======== Data section ========
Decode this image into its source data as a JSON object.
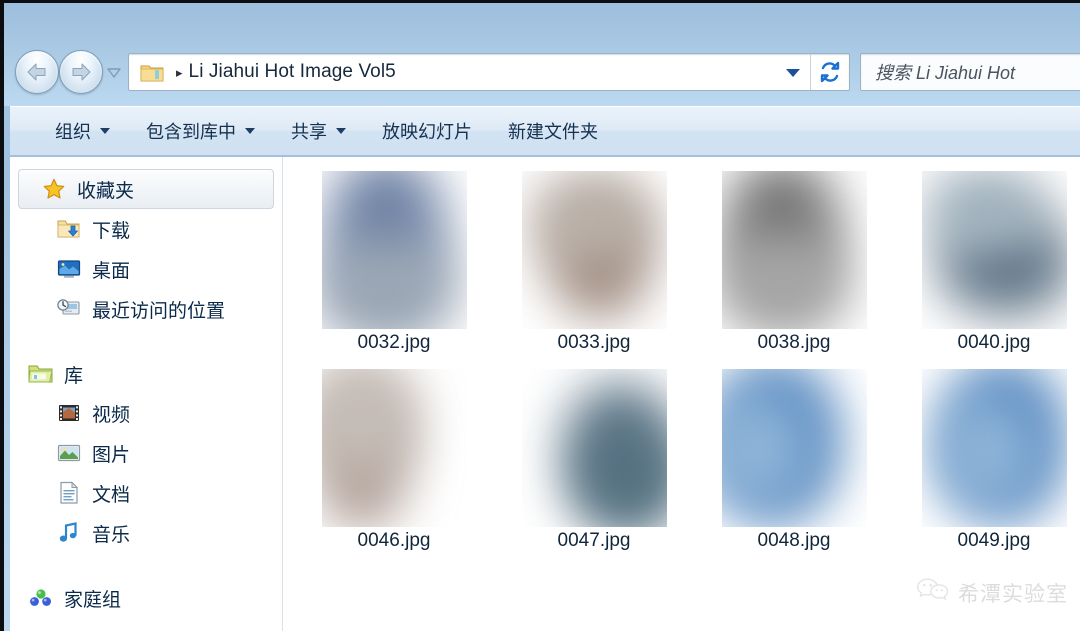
{
  "window": {
    "title": "Li Jiahui Hot Image Vol5"
  },
  "nav": {
    "back_label": "后退",
    "forward_label": "前进",
    "history_label": "最近浏览的位置"
  },
  "address": {
    "folder_icon": "folder-icon",
    "separator": "▸",
    "path_text": "Li Jiahui Hot Image Vol5",
    "dropdown_icon": "chevron-down-icon",
    "refresh_icon": "refresh-icon"
  },
  "search": {
    "placeholder": "搜索 Li Jiahui Hot",
    "icon": "search-icon"
  },
  "toolbar": {
    "items": [
      {
        "label": "组织",
        "has_caret": true
      },
      {
        "label": "包含到库中",
        "has_caret": true
      },
      {
        "label": "共享",
        "has_caret": true
      },
      {
        "label": "放映幻灯片",
        "has_caret": false
      },
      {
        "label": "新建文件夹",
        "has_caret": false
      }
    ]
  },
  "sidebar": {
    "groups": [
      {
        "header": {
          "label": "收藏夹",
          "icon": "star-icon",
          "highlighted": true
        },
        "items": [
          {
            "label": "下载",
            "icon": "download-folder-icon"
          },
          {
            "label": "桌面",
            "icon": "desktop-icon"
          },
          {
            "label": "最近访问的位置",
            "icon": "recent-places-icon"
          }
        ]
      },
      {
        "header": {
          "label": "库",
          "icon": "library-icon",
          "highlighted": false
        },
        "items": [
          {
            "label": "视频",
            "icon": "video-icon"
          },
          {
            "label": "图片",
            "icon": "pictures-icon"
          },
          {
            "label": "文档",
            "icon": "documents-icon"
          },
          {
            "label": "音乐",
            "icon": "music-icon"
          }
        ]
      },
      {
        "header": {
          "label": "家庭组",
          "icon": "homegroup-icon",
          "highlighted": false
        },
        "items": []
      }
    ]
  },
  "content": {
    "files": [
      {
        "name": "0032.jpg",
        "tint": "#6b7fa3",
        "tint2": "#9aa6b4"
      },
      {
        "name": "0033.jpg",
        "tint": "#9a8478",
        "tint2": "#b9b0a8"
      },
      {
        "name": "0038.jpg",
        "tint": "#6f6f70",
        "tint2": "#a5a5a6"
      },
      {
        "name": "0040.jpg",
        "tint": "#5d7284",
        "tint2": "#9fb0bc"
      },
      {
        "name": "0046.jpg",
        "tint": "#a8948b",
        "tint2": "#c5bdb7"
      },
      {
        "name": "0047.jpg",
        "tint": "#5f7789",
        "tint2": "#a2b4c0"
      },
      {
        "name": "0048.jpg",
        "tint": "#4a7fba",
        "tint2": "#8fb4d8"
      },
      {
        "name": "0049.jpg",
        "tint": "#4a7fba",
        "tint2": "#8fb4d8"
      }
    ]
  },
  "watermark": {
    "icon": "wechat-icon",
    "text": "希潭实验室"
  },
  "colors": {
    "frame": "#a9c6e2",
    "accent": "#1d6fd4",
    "text": "#0b2a4a",
    "folder_yellow": "#f3c352"
  }
}
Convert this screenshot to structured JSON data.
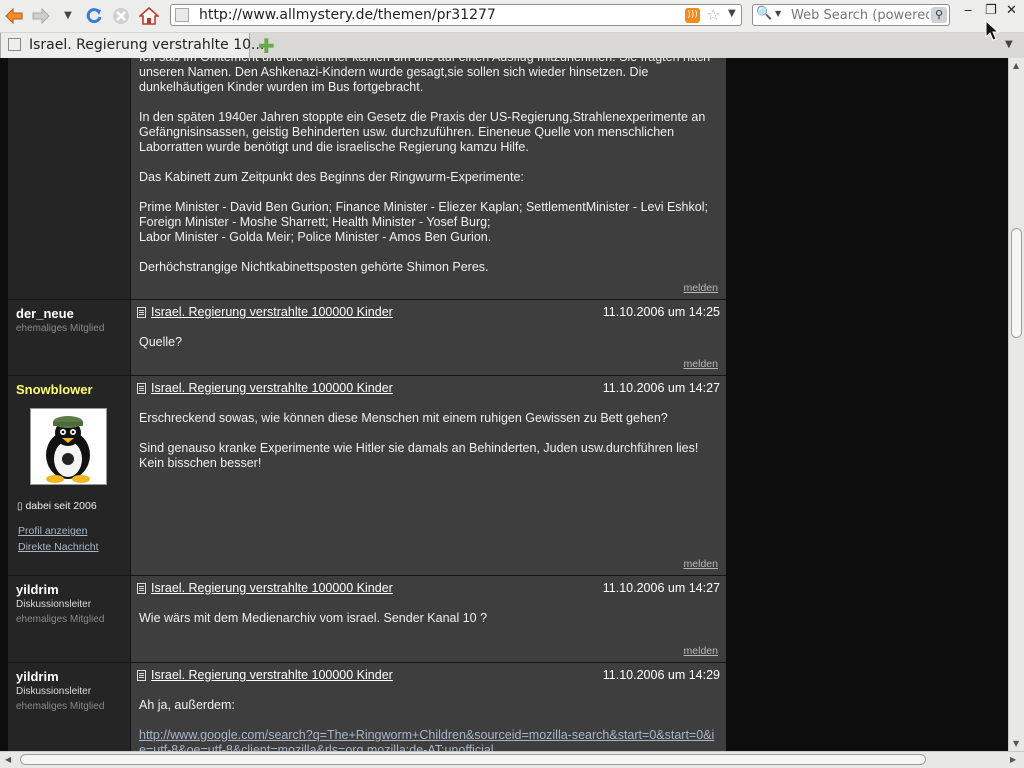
{
  "browser": {
    "url": "http://www.allmystery.de/themen/pr31277",
    "search_placeholder": "Web Search (powered",
    "tab_title": "Israel. Regierung verstrahlte 10...",
    "nav_icons": [
      "back-arrow-icon",
      "forward-arrow-icon",
      "history-dropdown-icon",
      "reload-icon",
      "stop-icon",
      "home-icon"
    ],
    "colors": {
      "back": "#e8751a",
      "reload": "#3a7bd5",
      "rss": "#f38b1d"
    }
  },
  "page": {
    "thread_title": "Israel. Regierung verstrahlte 100000 Kinder",
    "report_label": "melden",
    "first_post": {
      "paragraphs": [
        "Ich saß im Omtement und die Männer kamen um uns auf einen Ausflug mitzunehmen. Sie fragten nach unseren Namen. Den Ashkenazi-Kindern wurde gesagt,sie sollen sich wieder hinsetzen. Die dunkelhäutigen Kinder wurden im Bus fortgebracht.",
        "In den späten 1940er Jahren stoppte ein Gesetz die Praxis der US-Regierung,Strahlenexperimente an Gefängnisinsassen, geistig Behinderten usw. durchzuführen. Eineneue Quelle von menschlichen Laborratten wurde benötigt und die israelische Regierung kamzu Hilfe.",
        "Das Kabinett zum Zeitpunkt des Beginns der Ringwurm-Experimente:",
        "Prime Minister - David Ben Gurion; Finance Minister - Eliezer Kaplan; SettlementMinister - Levi Eshkol; Foreign Minister - Moshe Sharrett; Health Minister - Yosef Burg;\nLabor Minister - Golda Meir; Police Minister - Amos Ben Gurion.",
        "Derhöchstrangige Nichtkabinettsposten gehörte Shimon Peres."
      ]
    },
    "posts": [
      {
        "username": "der_neue",
        "status": "ehemaliges Mitglied",
        "date": "11.10.2006 um 14:25",
        "text": "Quelle?"
      },
      {
        "username": "Snowblower",
        "username_color": "#ffff66",
        "member_since": "dabei seit 2006",
        "profile_link": "Profil anzeigen",
        "message_link": "Direkte Nachricht",
        "avatar_icon": "tux-penguin-icon",
        "date": "11.10.2006 um 14:27",
        "paragraphs": [
          "Erschreckend sowas, wie können diese Menschen mit einem ruhigen Gewissen zu Bett gehen?",
          "Sind genauso kranke Experimente wie Hitler sie damals an Behinderten, Juden usw.durchführen lies! Kein bisschen besser!"
        ]
      },
      {
        "username": "yildrim",
        "rank": "Diskussionsleiter",
        "status": "ehemaliges Mitglied",
        "date": "11.10.2006 um 14:27",
        "text": "Wie wärs mit dem Medienarchiv vom israel. Sender Kanal 10 ?"
      },
      {
        "username": "yildrim",
        "rank": "Diskussionsleiter",
        "status": "ehemaliges Mitglied",
        "date": "11.10.2006 um 14:29",
        "text": "Ah ja, außerdem:",
        "link": "http://www.google.com/search?q=The+Ringworm+Children&sourceid=mozilla-search&start=0&start=0&ie=utf-8&oe=utf-8&client=mozilla&rls=org.mozilla:de-AT:unofficial"
      }
    ]
  }
}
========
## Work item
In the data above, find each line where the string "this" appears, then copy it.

## Expected answer
Decode this image into its source data as a JSON object.
Convert this screenshot to structured JSON data.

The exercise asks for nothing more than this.